The Encounter, however, entailed a great deal more than the formal signing by intellectuals and artists of a declaration of their outrage at neoliberalism. At a global level, the agenda of the Chavez government has been to assemble a grouping of countries united against American hegemony and neoliberalism. This is necessarily a messy business of dealing with the devil that is the inter-state system and the structures of power at the global level. It has involved both the Venezuelan efforts to bolster OPEC and their diplomatic missions to a scattering of countries like Iran, Russia, China, Libya and India (not all of which has been well calibrated by the Venezuelans for the forces on the Left struggling in those regions). It also includes efforts to re-spark Latin American solidarity networks across Europe and North America, following their virtual disintegration through the 1990s.
More proximately, the encounter was a public statement of a Cuban-Venezuelan political pole in Latin American politics against American imperialism and, with hardly a word being said, a challenge to the centre-left governments of the southern cone regarding their political accommodation to neoliberalism. This could be seen as an effort to re-form a revolutionary tendency across Latin America (albeit with none of the markings of the singular strategic centre of the years of armed struggle), and a development that would be the real sign of a resurgence of the Latin American Left. The Encounter was immediately followed by a Bolivarian Congress of the Peoples, drawing together many revolutionary and community organizations from across Latin America.
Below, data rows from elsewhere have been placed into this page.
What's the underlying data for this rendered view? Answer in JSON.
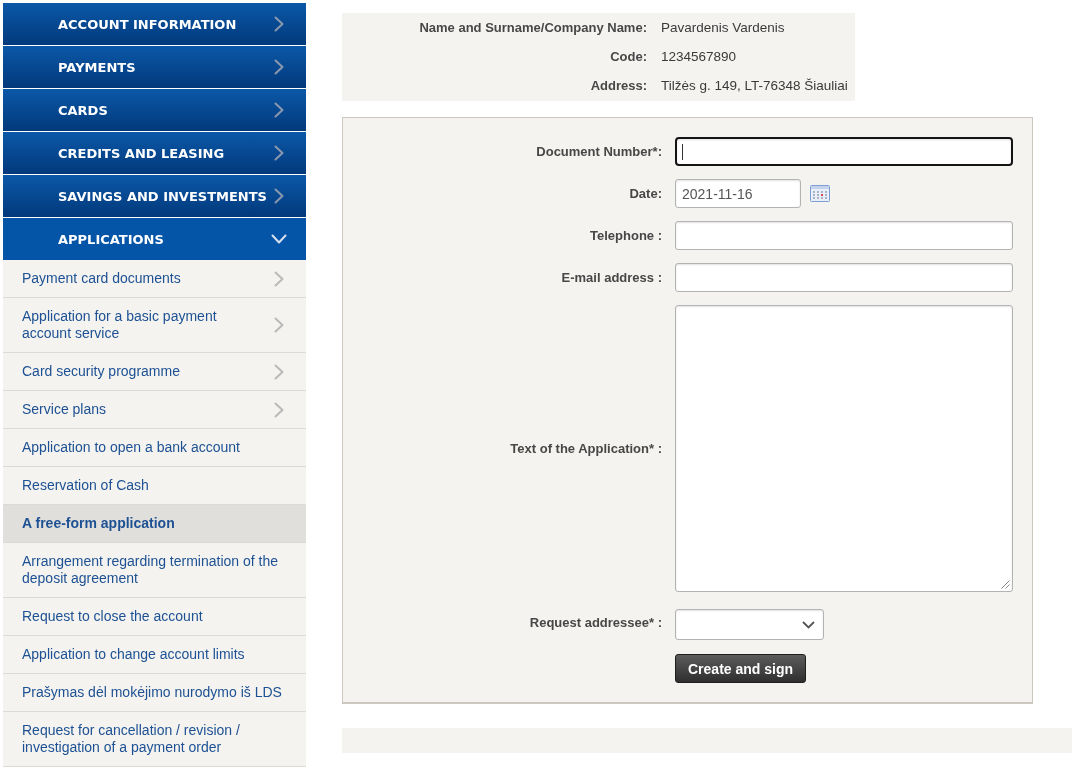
{
  "sidebar": {
    "sections": [
      {
        "label": "ACCOUNT INFORMATION",
        "expanded": false
      },
      {
        "label": "PAYMENTS",
        "expanded": false
      },
      {
        "label": "CARDS",
        "expanded": false
      },
      {
        "label": "CREDITS AND LEASING",
        "expanded": false
      },
      {
        "label": "SAVINGS AND INVESTMENTS",
        "expanded": false
      },
      {
        "label": "APPLICATIONS",
        "expanded": true,
        "items": [
          {
            "label": "Payment card documents",
            "has_submenu": true,
            "selected": false
          },
          {
            "label": "Application for a basic payment account service",
            "has_submenu": true,
            "selected": false
          },
          {
            "label": "Card security programme",
            "has_submenu": true,
            "selected": false
          },
          {
            "label": "Service plans",
            "has_submenu": true,
            "selected": false
          },
          {
            "label": "Application to open a bank account",
            "has_submenu": false,
            "selected": false
          },
          {
            "label": "Reservation of Cash",
            "has_submenu": false,
            "selected": false
          },
          {
            "label": "A free-form application",
            "has_submenu": false,
            "selected": true
          },
          {
            "label": "Arrangement regarding termination of the deposit agreement",
            "has_submenu": false,
            "selected": false
          },
          {
            "label": "Request to close the account",
            "has_submenu": false,
            "selected": false
          },
          {
            "label": "Application to change account limits",
            "has_submenu": false,
            "selected": false
          },
          {
            "label": "Prašymas dėl mokėjimo nurodymo iš LDS",
            "has_submenu": false,
            "selected": false
          },
          {
            "label": "Request for cancellation / revision / investigation of a payment order",
            "has_submenu": false,
            "selected": false
          }
        ]
      }
    ]
  },
  "customer": {
    "fields": [
      {
        "label": "Name and Surname/Company Name:",
        "value": "Pavardenis Vardenis"
      },
      {
        "label": "Code:",
        "value": "1234567890"
      },
      {
        "label": "Address:",
        "value": "Tilžės g. 149, LT-76348 Šiauliai"
      }
    ]
  },
  "form": {
    "fields": [
      {
        "kind": "text",
        "label": "Document Number*:",
        "focused": true
      },
      {
        "kind": "date",
        "label": "Date:",
        "value": "2021-11-16",
        "focused": false
      },
      {
        "kind": "text",
        "label": "Telephone :",
        "focused": false
      },
      {
        "kind": "text",
        "label": "E-mail address :",
        "focused": false
      },
      {
        "kind": "textarea",
        "label": "Text of the Application* :",
        "focused": false
      },
      {
        "kind": "select",
        "label": "Request addressee* :",
        "focused": false
      }
    ],
    "submit_button": "Create and sign"
  }
}
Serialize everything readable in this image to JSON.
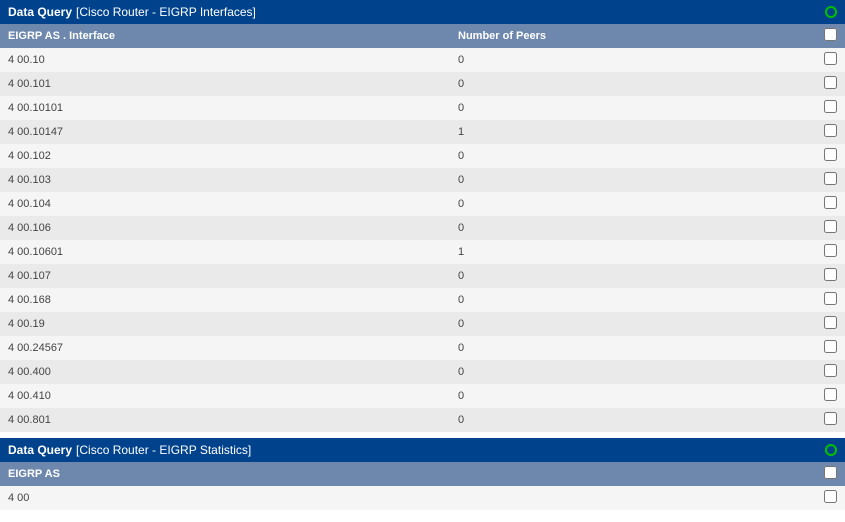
{
  "panel1": {
    "title_prefix": "Data Query",
    "title_bracket": "[Cisco Router - EIGRP Interfaces]",
    "header": {
      "col_interface": "EIGRP AS . Interface",
      "col_peers": "Number of Peers"
    },
    "rows": [
      {
        "iface": "4 00.10",
        "peers": "0"
      },
      {
        "iface": "4 00.101",
        "peers": "0"
      },
      {
        "iface": "4 00.10101",
        "peers": "0"
      },
      {
        "iface": "4 00.10147",
        "peers": "1"
      },
      {
        "iface": "4 00.102",
        "peers": "0"
      },
      {
        "iface": "4 00.103",
        "peers": "0"
      },
      {
        "iface": "4 00.104",
        "peers": "0"
      },
      {
        "iface": "4 00.106",
        "peers": "0"
      },
      {
        "iface": "4 00.10601",
        "peers": "1"
      },
      {
        "iface": "4 00.107",
        "peers": "0"
      },
      {
        "iface": "4 00.168",
        "peers": "0"
      },
      {
        "iface": "4 00.19",
        "peers": "0"
      },
      {
        "iface": "4 00.24567",
        "peers": "0"
      },
      {
        "iface": "4 00.400",
        "peers": "0"
      },
      {
        "iface": "4 00.410",
        "peers": "0"
      },
      {
        "iface": "4 00.801",
        "peers": "0"
      }
    ]
  },
  "panel2": {
    "title_prefix": "Data Query",
    "title_bracket": "[Cisco Router - EIGRP Statistics]",
    "header": {
      "col_as": "EIGRP AS"
    },
    "rows": [
      {
        "as": "4 00"
      }
    ]
  }
}
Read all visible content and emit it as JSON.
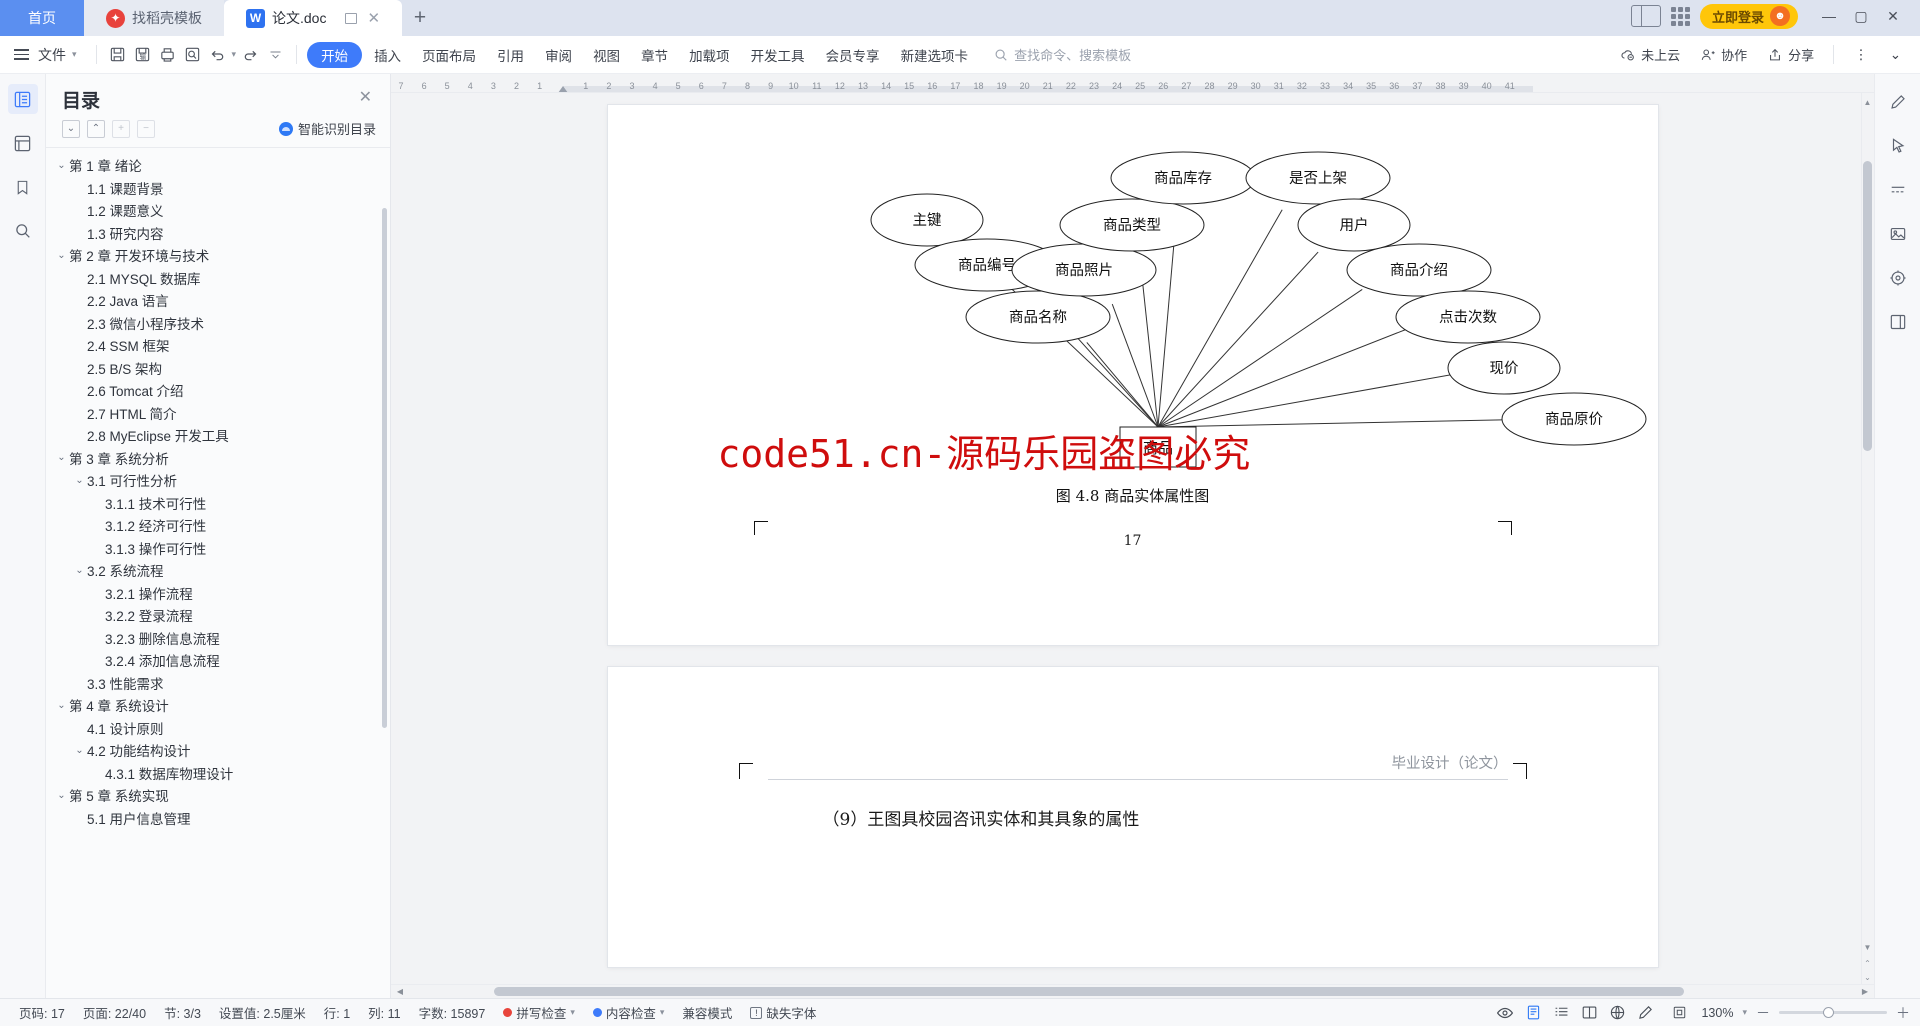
{
  "window": {
    "tabs": [
      {
        "label": "首页",
        "kind": "home"
      },
      {
        "label": "找稻壳模板",
        "kind": "inactive",
        "icon": "daoke-icon"
      },
      {
        "label": "论文.doc",
        "kind": "active",
        "icon": "word-icon"
      }
    ],
    "new_tab_label": "+",
    "login_label": "立即登录",
    "minimize": "—",
    "maximize": "▢",
    "close": "✕"
  },
  "ribbon": {
    "file_label": "文件",
    "tabs": [
      {
        "label": "开始",
        "active": true
      },
      {
        "label": "插入",
        "active": false
      },
      {
        "label": "页面布局",
        "active": false
      },
      {
        "label": "引用",
        "active": false
      },
      {
        "label": "审阅",
        "active": false
      },
      {
        "label": "视图",
        "active": false
      },
      {
        "label": "章节",
        "active": false
      },
      {
        "label": "加载项",
        "active": false
      },
      {
        "label": "开发工具",
        "active": false
      },
      {
        "label": "会员专享",
        "active": false
      },
      {
        "label": "新建选项卡",
        "active": false
      }
    ],
    "search_placeholder": "查找命令、搜索模板",
    "right_items": [
      {
        "label": "未上云",
        "icon": "cloud-off-icon"
      },
      {
        "label": "协作",
        "icon": "collaborate-icon"
      },
      {
        "label": "分享",
        "icon": "share-icon"
      }
    ],
    "more_label": "⋮",
    "collapse_label": "⌄"
  },
  "toc": {
    "title": "目录",
    "close_label": "✕",
    "tools": [
      "⌄",
      "⌃",
      "+",
      "−"
    ],
    "smart_label": "智能识别目录",
    "items": [
      {
        "label": "第 1 章 绪论",
        "level": 0,
        "chev": "⌄"
      },
      {
        "label": "1.1 课题背景",
        "level": 1,
        "chev": ""
      },
      {
        "label": "1.2 课题意义",
        "level": 1,
        "chev": ""
      },
      {
        "label": "1.3 研究内容",
        "level": 1,
        "chev": ""
      },
      {
        "label": "第 2 章 开发环境与技术",
        "level": 0,
        "chev": "⌄"
      },
      {
        "label": "2.1 MYSQL 数据库",
        "level": 1,
        "chev": ""
      },
      {
        "label": "2.2 Java 语言",
        "level": 1,
        "chev": ""
      },
      {
        "label": "2.3 微信小程序技术",
        "level": 1,
        "chev": ""
      },
      {
        "label": "2.4 SSM 框架",
        "level": 1,
        "chev": ""
      },
      {
        "label": "2.5 B/S 架构",
        "level": 1,
        "chev": ""
      },
      {
        "label": "2.6 Tomcat 介绍",
        "level": 1,
        "chev": ""
      },
      {
        "label": "2.7 HTML 简介",
        "level": 1,
        "chev": ""
      },
      {
        "label": "2.8 MyEclipse 开发工具",
        "level": 1,
        "chev": ""
      },
      {
        "label": "第 3 章 系统分析",
        "level": 0,
        "chev": "⌄"
      },
      {
        "label": "3.1 可行性分析",
        "level": 1,
        "chev": "⌄"
      },
      {
        "label": "3.1.1 技术可行性",
        "level": 2,
        "chev": ""
      },
      {
        "label": "3.1.2 经济可行性",
        "level": 2,
        "chev": ""
      },
      {
        "label": "3.1.3 操作可行性",
        "level": 2,
        "chev": ""
      },
      {
        "label": "3.2 系统流程",
        "level": 1,
        "chev": "⌄"
      },
      {
        "label": "3.2.1 操作流程",
        "level": 2,
        "chev": ""
      },
      {
        "label": "3.2.2 登录流程",
        "level": 2,
        "chev": ""
      },
      {
        "label": "3.2.3 删除信息流程",
        "level": 2,
        "chev": ""
      },
      {
        "label": "3.2.4 添加信息流程",
        "level": 2,
        "chev": ""
      },
      {
        "label": "3.3 性能需求",
        "level": 1,
        "chev": ""
      },
      {
        "label": "第 4 章 系统设计",
        "level": 0,
        "chev": "⌄"
      },
      {
        "label": "4.1 设计原则",
        "level": 1,
        "chev": ""
      },
      {
        "label": "4.2 功能结构设计",
        "level": 1,
        "chev": "⌄"
      },
      {
        "label": "4.3.1 数据库物理设计",
        "level": 2,
        "chev": ""
      },
      {
        "label": "第 5 章 系统实现",
        "level": 0,
        "chev": "⌄"
      },
      {
        "label": "5.1 用户信息管理",
        "level": 1,
        "chev": ""
      }
    ]
  },
  "ruler": {
    "ticks": [
      "7",
      "6",
      "5",
      "4",
      "3",
      "2",
      "1",
      "",
      "1",
      "2",
      "3",
      "4",
      "5",
      "6",
      "7",
      "8",
      "9",
      "10",
      "11",
      "12",
      "13",
      "14",
      "15",
      "16",
      "17",
      "18",
      "19",
      "20",
      "21",
      "22",
      "23",
      "24",
      "25",
      "26",
      "27",
      "28",
      "29",
      "30",
      "31",
      "32",
      "33",
      "34",
      "35",
      "36",
      "37",
      "38",
      "39",
      "40",
      "41"
    ]
  },
  "document": {
    "diagram": {
      "entity": "商品",
      "attributes": [
        "主键",
        "商品编号",
        "商品名称",
        "商品照片",
        "商品类型",
        "商品库存",
        "是否上架",
        "用户",
        "商品介绍",
        "点击次数",
        "现价",
        "商品原价"
      ]
    },
    "figure_caption": "图 4.8 商品实体属性图",
    "watermark": "code51.cn-源码乐园盗图必究",
    "page_number": "17",
    "next_page_header": "毕业设计（论文）",
    "next_page_text": "（9）王图具校园咨讯实体和其具象的属性"
  },
  "status": {
    "page": "页码: 17",
    "pages": "页面: 22/40",
    "sections": "节: 3/3",
    "value": "设置值: 2.5厘米",
    "row": "行: 1",
    "col": "列: 11",
    "words": "字数: 15897",
    "spellcheck": "拼写检查",
    "content_check": "内容检查",
    "compat": "兼容模式",
    "missing_font": "缺失字体",
    "zoom": "130%",
    "zoom_out": "－",
    "zoom_in": "＋"
  },
  "colors": {
    "accent": "#3e7bfa",
    "home_tab": "#5b8ff0",
    "login_yellow": "#ffc60a",
    "watermark_red": "#cf0d0d",
    "tabbar_bg": "#dde3ef"
  }
}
But these last hopes may be reading far too much into what is still a very fluid set of social forces operating in an unforgiving political conjuncture.
The Caracas Encounter also placed on the table more immediate challenges. This was made clear in the centrepiece debate that emerged in the final plenary reviewing the Declaration. Would the global social-justice movement and the social-forum process organizationally move beyond holding annual social-justice fairs and build new organizations capable of leading and linking struggles? This pitted–although not uniformly or dogmatically–Cuban and Venezuelan delegates against Ignacio Ramonet and Bernard Cassen of Le Monde Diplomatique, both key figures behind the World Social Forum. In the discussion, even the latter two conceded that processes like the WSF were at an impasse and deeper organizational developments and political focus were necessary (especially with the relationship of Lula’s Workers Party (PT) in Brazil to these processes becoming more unclear by the day). Chavez proposed to fund a permanent structure to keep building such a “network of networks” and to push for national organizations and agreements of action.
Can the Bolivarian revolution Chavez is leading move from forming Bolivarian Circles of defence and support to building wider national organizations of political struggle against neoliberalism linked across the international state system? In his closing words to the Encounter, Chavez remarked: “Let’s put the ideas concluded at this forum to work, let’s make it a reality.” The call of Caracas seems to meld precisely with the challenges the Left can no longer avoid in Canada and North America.
Greg Albo is a member of CD’s editorial collective.